Tworek grew up in a small town in Poland. She started archery at a local archery club after kids from her school were invited for an introductory lesson. Inspired by the colorful targets and recurve bows, she started shooting and successfully competing amongst kids. A year later, she won the Polish Nationals in her hometown in the youngest age group. This happened shortly after the 1972 Olympics in Munich, when Polish archer Irena Szydlowska won a silver medal and became an inspiration for many young archers. Tworek’s club was full of talented boys and girls who were making archery an adventure. Tworek continued archery throughout her college years in Warsaw.
The Polish Olympic Committee and Polish Sport Federation, the governing body for sport in Poland in 80s, considered athletes over age 25 “too old” for sponsoring, no matter their ability. As a result, Tworek retired from the Polish Archery National Team at the age of 25, married, and moved back to her hometown. She continued to pursue her passion and became an archery coach and PE teacher for a high school. Despite her lack of sponsors, she competed for another couple of years to represent her club.
Her husband’s job brought them to the United States. Here, they learned English and adapted to a new culture. She says that she uses archery as a bridge between her old and new world.

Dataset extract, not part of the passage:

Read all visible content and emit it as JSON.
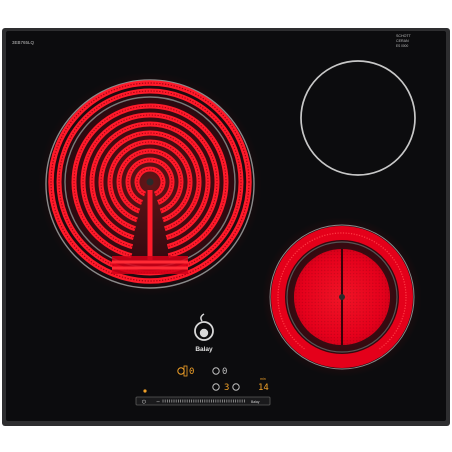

Tworek said that she knew from the beginning that she wanted to stay involved in her sport for as long as possible. She is proud of her Polish and American National titles, representing Poland at international competitions, establishing Polish records, qualifying for the Polish Olympic Dream Team in 1980 and 1984, running her hometown club as president, as well as coaching many archers at the national level.
Over the years, she has taught archers in community college, in summer camps, and privately, both to compete and for recreation. As a coach, she is proud of every archer to whom she has taught her passion. She says that her greatest accomplishment is being the pioneer of introducing the sport of archery (Olympic style) to East Tennessee. When she moved to that area, people associated archery with hunting; many of them had never met a target recurve bow shooter or an Olympian. Coach Tworek convinced the state college to have archery classes, and she designed a curriculum, acquired equipment and taught the courses for over a decade. During these years, many youth and adults were exposed to the sport of archery, competed, and brought multiple medals to East Tennessee.
Archery has brought Tworek lots of joy, satisfaction, and the feelings of accomplishment and happiness. Archery always helps her to overcome difficult times like a good, old friend. Coach Tworek’s dream of going to the Olympics is still alive, albeit in a different form: she now wants to go as a coach to one of her students.
Tworek currently owns and operates an archery club named The Olympic Arrow in Knoxville, Tennessee.
You can learn more on Facebook at Olympic Arrow Archery Club or www.theolympicarrow.com.